■ GIVEN DATA ■
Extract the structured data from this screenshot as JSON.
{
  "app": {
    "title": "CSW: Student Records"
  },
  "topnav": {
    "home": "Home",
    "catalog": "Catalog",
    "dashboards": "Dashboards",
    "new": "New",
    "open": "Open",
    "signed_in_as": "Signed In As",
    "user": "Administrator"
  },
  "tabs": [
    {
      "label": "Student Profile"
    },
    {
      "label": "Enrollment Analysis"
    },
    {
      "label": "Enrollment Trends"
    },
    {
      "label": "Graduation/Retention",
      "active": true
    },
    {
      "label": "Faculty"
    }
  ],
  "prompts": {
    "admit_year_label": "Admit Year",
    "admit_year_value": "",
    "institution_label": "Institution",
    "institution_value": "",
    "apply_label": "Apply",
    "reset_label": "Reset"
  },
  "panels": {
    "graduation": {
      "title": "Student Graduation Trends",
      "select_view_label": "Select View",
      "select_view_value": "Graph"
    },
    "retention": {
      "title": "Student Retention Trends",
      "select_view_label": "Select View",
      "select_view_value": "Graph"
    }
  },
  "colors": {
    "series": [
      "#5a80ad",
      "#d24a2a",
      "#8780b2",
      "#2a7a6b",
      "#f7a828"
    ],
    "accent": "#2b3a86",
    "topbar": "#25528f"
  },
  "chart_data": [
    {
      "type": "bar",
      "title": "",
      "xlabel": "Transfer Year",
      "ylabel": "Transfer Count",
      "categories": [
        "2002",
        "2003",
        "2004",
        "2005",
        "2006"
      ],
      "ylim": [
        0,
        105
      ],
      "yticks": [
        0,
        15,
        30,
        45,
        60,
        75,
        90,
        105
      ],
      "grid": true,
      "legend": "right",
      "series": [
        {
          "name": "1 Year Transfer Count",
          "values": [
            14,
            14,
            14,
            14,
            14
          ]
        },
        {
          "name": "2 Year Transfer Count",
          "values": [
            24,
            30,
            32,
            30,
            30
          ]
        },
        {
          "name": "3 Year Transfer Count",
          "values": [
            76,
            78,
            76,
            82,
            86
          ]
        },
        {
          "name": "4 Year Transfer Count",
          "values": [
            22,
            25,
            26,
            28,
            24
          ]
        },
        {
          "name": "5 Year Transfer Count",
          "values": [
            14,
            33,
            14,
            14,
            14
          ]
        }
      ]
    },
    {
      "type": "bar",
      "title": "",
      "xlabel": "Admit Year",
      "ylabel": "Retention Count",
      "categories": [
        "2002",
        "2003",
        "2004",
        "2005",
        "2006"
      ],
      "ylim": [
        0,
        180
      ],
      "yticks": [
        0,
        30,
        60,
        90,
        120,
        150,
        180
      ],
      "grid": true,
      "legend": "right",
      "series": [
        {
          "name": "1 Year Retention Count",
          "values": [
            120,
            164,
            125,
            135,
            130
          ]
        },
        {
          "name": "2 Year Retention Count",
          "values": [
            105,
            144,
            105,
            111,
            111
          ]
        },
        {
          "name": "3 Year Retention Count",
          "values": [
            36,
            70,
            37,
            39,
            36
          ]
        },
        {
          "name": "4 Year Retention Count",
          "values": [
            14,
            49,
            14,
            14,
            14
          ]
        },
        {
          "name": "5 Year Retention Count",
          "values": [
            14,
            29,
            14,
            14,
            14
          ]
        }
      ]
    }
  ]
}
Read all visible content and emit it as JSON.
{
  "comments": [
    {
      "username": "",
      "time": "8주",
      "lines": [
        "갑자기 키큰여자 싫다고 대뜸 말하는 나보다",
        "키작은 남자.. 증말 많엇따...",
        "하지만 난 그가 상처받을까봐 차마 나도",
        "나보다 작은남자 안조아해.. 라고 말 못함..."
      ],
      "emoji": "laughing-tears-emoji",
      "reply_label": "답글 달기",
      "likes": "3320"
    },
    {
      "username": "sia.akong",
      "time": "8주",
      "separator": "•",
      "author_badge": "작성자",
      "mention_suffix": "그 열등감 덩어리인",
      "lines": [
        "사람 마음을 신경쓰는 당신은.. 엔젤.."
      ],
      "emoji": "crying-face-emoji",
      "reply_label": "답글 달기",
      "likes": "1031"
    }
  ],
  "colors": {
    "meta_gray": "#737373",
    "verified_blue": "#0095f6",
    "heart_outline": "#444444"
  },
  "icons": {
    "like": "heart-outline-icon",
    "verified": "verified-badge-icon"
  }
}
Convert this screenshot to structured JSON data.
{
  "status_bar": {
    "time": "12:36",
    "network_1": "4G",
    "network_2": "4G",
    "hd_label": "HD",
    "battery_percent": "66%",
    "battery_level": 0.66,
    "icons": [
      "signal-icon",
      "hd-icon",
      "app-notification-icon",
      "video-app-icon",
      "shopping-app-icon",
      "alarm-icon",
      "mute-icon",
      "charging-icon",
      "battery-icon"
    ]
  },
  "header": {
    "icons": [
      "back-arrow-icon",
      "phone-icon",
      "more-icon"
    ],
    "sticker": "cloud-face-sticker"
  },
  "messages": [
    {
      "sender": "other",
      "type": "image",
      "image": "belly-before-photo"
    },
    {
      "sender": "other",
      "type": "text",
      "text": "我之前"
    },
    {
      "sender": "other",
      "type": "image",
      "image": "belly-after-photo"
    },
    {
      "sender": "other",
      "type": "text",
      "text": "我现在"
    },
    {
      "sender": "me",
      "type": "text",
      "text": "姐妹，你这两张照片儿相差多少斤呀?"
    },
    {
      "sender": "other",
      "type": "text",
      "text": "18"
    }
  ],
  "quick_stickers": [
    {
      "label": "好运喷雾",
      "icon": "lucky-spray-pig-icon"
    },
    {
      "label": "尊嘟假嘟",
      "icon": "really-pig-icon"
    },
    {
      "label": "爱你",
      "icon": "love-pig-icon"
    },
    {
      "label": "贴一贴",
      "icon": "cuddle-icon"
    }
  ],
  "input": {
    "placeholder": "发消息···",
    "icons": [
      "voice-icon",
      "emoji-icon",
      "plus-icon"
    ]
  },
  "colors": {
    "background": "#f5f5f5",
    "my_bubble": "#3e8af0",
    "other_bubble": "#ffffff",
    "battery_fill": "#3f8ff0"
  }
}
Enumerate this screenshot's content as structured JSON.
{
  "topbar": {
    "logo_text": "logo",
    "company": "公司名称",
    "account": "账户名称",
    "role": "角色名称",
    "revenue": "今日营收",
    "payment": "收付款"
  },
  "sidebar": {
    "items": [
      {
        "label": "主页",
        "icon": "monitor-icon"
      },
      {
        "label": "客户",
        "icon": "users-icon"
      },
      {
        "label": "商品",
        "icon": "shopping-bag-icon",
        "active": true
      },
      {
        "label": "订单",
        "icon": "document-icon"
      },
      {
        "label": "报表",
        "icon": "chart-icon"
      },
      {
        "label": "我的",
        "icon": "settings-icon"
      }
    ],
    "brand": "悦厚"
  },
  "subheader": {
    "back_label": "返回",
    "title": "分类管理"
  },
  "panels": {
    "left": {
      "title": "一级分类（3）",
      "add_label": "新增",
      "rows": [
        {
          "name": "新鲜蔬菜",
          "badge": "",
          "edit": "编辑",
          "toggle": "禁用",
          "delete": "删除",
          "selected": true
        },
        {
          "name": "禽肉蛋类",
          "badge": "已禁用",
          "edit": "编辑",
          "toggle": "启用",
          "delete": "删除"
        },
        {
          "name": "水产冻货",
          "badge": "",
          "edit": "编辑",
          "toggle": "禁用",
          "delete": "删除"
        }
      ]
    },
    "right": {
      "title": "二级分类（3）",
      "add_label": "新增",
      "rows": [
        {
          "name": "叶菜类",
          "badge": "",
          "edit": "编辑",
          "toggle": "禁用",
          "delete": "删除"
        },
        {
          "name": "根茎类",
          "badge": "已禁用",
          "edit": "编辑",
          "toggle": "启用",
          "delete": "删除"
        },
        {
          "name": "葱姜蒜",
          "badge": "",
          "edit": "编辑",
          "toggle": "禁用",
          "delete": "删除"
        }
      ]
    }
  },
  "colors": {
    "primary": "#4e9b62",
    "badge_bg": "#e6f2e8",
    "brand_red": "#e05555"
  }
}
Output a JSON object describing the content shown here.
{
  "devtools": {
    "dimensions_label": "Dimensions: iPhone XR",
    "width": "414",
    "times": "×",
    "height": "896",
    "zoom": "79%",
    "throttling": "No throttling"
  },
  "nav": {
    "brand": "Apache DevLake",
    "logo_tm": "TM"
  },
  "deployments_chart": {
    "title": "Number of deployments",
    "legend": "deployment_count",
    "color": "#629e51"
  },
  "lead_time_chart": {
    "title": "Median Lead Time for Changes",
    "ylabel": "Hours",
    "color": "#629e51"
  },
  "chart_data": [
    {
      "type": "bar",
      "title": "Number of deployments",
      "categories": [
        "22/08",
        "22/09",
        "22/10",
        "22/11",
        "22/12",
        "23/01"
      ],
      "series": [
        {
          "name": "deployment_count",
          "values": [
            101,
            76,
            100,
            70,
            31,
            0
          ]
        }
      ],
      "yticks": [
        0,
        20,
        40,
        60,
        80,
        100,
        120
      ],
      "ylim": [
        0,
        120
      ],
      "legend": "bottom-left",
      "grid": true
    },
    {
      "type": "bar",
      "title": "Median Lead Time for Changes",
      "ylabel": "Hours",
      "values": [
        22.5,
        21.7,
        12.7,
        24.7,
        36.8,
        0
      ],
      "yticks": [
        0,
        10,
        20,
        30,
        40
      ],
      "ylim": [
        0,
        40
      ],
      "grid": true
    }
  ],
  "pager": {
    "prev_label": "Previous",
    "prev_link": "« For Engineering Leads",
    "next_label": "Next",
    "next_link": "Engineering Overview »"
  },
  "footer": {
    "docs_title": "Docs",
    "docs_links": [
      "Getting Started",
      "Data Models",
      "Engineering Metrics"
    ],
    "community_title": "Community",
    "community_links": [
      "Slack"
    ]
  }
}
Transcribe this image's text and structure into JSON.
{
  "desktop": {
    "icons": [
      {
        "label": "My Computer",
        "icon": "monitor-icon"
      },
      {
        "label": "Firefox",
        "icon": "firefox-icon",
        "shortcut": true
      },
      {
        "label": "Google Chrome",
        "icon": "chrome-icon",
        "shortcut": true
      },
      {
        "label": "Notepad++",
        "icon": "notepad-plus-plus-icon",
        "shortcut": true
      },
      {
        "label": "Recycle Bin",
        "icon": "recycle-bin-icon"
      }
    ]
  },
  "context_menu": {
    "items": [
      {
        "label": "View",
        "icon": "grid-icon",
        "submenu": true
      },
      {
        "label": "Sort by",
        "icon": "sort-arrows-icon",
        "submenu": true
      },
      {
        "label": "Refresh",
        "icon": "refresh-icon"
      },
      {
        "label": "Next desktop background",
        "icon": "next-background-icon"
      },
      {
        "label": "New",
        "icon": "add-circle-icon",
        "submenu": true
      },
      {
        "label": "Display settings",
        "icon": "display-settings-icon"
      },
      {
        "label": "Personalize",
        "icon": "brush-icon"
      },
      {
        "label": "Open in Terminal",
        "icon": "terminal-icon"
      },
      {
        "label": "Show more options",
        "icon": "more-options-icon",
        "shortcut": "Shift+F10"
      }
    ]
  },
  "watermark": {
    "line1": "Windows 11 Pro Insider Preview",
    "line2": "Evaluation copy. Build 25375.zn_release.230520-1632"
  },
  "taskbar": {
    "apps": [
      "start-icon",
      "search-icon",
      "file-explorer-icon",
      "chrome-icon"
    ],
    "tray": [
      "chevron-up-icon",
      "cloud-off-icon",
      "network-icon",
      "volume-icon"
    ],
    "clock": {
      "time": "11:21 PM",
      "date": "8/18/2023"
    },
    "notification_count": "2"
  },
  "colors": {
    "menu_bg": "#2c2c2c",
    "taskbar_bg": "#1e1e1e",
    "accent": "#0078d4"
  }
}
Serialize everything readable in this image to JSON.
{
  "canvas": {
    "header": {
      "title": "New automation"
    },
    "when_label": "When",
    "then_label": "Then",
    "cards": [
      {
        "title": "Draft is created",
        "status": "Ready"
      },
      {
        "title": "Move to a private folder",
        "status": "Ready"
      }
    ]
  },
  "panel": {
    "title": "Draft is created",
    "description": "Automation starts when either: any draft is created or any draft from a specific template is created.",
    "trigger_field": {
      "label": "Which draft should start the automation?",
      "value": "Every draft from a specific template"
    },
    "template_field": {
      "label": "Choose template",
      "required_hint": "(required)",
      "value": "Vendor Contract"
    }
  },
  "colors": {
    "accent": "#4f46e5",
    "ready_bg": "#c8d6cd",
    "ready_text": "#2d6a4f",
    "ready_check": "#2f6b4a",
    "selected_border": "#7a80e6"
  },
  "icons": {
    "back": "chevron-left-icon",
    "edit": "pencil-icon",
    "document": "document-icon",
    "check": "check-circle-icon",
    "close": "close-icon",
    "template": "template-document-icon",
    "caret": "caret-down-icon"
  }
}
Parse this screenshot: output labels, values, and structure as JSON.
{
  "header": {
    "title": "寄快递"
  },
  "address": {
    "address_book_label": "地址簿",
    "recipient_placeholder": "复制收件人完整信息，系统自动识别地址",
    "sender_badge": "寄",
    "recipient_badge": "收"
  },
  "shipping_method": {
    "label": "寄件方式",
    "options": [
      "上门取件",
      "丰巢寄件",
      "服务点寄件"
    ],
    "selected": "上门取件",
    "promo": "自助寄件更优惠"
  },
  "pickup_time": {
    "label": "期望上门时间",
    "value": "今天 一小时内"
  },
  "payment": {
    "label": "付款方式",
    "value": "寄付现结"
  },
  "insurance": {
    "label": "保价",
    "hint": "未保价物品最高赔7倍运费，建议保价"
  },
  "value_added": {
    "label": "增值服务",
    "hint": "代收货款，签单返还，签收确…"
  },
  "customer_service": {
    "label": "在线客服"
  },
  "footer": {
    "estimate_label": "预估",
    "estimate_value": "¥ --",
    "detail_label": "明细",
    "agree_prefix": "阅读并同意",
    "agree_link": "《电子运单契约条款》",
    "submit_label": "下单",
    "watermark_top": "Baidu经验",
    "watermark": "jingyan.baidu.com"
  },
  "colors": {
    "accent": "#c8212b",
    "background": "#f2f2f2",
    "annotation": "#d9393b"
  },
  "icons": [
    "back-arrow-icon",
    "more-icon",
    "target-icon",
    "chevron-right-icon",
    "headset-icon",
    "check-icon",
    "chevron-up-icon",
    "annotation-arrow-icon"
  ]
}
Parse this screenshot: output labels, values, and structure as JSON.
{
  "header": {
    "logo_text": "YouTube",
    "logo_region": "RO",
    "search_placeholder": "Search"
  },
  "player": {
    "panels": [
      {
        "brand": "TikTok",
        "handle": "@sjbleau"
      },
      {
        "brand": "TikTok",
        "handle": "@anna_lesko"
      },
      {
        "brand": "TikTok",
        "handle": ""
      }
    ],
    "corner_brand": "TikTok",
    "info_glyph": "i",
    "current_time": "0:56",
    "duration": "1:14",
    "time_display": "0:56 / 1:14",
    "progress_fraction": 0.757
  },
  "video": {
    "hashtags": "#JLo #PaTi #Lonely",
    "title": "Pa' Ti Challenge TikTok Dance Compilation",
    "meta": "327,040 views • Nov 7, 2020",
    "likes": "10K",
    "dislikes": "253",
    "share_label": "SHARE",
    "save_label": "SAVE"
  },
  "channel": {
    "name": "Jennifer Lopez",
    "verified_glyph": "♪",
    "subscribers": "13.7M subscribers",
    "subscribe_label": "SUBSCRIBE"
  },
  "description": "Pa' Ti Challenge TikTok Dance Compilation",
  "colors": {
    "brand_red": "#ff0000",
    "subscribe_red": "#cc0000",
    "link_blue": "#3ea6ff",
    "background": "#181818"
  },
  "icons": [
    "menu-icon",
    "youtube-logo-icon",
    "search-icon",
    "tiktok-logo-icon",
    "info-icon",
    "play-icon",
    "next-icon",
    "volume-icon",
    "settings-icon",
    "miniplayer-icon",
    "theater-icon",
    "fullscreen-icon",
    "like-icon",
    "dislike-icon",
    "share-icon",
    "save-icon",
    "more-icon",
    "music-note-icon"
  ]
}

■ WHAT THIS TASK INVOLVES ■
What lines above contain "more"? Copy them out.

■ OUTPUT FOR THIS TASK ■
      "more-icon"
        "label": "Show more options",
        "icon": "more-options-icon",
    "more-icon",
    "more-icon",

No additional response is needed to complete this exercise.